The film’s measured mise en scène charts the growing distance between Hannah and the lives of others, with Rampling, already occupying practically every shot, increasingly isolated within the frame, or sometimes melting into the background hue. Canadian cinematographer Chayse Irvin, who also lensed Pallaoro’s debut and was recently celebrated for his contribution to Beyoncé’s visual album “Lemonade,” eschews the material’s potential for gray-marl drabness, shooting instead in tactile, deep-toned 35mm with striking, near-violent streaks of hot color amid the wintry chill: the canary-yellow blaze of a bench in a ladies’ changing room, bright balloons on an overcast suburban street, the aggressive orange boundary stripes of a subway platform. It’s exquisite work, but not gratuitously so: These contrasting visual disruptions read almost as admonishments to Hannah, denying her even the right to wallow in dusty interior gloom.
Chantal Akerman’s “Jeanne Dielman, 23, Quai du Commerce, 1080 Bruxelles,” with its obsessive, minutely detailed interest in domestic process, would appear to be something of a touchstone work here — reverentially acknowledged via the Bruxellian setting of this Belgian-Italian-French co-production, and even certain decorative details of Hannah’s apartment, vividly aged and textured by production designer Marianna Sciveres. It goes without saying that Pallaoro can’t quite live up to such matchless reference points: By the final reel, as the full extent of the tragedy locks into place, “Hannah” seems a shade too pleased with its ellipses, while the insertion of a grand natural metaphor for Hannah’s decay clashes clunkily with the film’s predominant understatement.
Notwithstanding such overreaches, this is an impressively rigorous exercise, in which the director’s sober formalism finds a kindred spirit in his leading lady’s studied, secretive restraint.
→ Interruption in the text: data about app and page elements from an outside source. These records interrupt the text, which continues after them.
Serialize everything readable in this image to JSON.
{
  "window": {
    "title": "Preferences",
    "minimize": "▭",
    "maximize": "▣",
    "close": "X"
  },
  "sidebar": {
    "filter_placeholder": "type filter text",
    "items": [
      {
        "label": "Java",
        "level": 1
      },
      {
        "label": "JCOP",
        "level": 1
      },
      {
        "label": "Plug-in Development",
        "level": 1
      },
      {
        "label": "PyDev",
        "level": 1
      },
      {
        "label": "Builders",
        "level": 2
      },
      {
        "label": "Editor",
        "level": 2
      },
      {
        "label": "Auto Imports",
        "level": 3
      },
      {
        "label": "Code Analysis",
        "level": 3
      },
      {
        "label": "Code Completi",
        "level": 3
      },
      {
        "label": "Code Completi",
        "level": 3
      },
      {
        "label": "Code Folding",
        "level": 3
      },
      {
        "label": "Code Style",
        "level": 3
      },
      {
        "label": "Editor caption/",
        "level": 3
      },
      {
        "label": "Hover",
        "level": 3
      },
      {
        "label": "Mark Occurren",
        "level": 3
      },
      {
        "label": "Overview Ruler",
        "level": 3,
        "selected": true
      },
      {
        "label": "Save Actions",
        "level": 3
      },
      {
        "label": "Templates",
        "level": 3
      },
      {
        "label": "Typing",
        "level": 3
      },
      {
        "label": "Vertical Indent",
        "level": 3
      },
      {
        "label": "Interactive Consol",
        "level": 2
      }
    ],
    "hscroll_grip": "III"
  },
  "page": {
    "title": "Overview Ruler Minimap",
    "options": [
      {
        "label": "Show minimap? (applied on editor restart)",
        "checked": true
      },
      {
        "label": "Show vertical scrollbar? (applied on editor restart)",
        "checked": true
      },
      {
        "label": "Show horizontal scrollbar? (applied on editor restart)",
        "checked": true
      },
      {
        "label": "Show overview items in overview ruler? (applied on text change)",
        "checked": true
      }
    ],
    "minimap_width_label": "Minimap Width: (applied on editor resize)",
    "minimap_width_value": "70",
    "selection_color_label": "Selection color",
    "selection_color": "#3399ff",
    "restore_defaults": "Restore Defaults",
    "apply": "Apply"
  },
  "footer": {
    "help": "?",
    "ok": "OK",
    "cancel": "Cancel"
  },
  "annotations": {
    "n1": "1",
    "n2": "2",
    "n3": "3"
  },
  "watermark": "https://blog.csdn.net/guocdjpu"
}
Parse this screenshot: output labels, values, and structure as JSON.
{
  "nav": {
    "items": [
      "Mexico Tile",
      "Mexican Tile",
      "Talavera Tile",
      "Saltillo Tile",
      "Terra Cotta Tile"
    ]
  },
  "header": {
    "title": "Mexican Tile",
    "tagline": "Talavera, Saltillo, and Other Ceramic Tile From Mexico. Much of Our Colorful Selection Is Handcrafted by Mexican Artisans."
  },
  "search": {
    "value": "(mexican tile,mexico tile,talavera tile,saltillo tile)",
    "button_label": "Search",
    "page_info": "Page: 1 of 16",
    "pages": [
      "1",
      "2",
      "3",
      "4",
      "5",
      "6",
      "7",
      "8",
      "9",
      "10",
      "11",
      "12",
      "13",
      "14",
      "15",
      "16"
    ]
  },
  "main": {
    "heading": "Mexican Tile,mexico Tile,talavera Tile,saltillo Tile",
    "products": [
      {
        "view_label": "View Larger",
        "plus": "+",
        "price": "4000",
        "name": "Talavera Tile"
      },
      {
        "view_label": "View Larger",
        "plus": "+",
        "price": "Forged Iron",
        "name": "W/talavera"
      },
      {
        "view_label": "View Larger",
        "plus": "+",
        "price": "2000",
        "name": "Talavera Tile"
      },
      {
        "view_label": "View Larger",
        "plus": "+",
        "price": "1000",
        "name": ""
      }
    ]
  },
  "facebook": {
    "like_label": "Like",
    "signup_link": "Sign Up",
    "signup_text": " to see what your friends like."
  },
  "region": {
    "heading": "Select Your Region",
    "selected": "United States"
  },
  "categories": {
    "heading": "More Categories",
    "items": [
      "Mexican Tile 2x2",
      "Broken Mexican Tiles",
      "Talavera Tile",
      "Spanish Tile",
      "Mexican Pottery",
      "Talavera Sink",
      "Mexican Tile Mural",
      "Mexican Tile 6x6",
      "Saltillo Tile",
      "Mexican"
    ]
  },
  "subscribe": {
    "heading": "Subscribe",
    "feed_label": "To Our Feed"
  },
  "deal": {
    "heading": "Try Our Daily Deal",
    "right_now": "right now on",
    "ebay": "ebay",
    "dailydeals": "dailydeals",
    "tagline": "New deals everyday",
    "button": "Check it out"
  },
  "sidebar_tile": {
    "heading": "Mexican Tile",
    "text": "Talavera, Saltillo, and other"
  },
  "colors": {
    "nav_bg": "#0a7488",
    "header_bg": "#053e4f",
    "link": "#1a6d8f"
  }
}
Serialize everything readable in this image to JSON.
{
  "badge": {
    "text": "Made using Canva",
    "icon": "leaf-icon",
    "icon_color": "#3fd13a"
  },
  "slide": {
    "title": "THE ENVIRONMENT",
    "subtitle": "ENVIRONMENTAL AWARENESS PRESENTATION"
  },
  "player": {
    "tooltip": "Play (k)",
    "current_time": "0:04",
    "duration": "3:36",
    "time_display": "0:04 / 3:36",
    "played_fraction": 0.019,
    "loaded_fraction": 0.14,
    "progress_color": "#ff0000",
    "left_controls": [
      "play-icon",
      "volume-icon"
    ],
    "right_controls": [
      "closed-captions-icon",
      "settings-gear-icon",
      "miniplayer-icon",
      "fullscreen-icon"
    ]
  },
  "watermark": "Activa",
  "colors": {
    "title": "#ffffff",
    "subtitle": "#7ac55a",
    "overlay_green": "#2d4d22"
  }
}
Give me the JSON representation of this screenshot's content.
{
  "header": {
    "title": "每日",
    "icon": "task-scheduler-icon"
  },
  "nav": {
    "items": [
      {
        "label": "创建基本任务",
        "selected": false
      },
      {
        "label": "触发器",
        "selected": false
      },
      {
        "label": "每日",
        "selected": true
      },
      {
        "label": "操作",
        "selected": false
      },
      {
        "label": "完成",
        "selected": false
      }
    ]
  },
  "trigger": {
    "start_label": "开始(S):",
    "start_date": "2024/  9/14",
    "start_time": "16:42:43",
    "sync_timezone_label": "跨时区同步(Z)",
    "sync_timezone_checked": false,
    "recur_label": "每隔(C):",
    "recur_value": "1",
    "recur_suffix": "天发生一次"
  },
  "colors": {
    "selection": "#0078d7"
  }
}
When Rampling, for her part, breaks form to go big, she doesn’t miss: A sudden scene of uncontrolled, near-possessed crying in a public bathroom, her pain-saturated sobs pouring out until she practically chokes on them, gets viewers squarely in the gut. “Hannah” earns this degree of release, but like its star, can close the floodgates again just as crisply.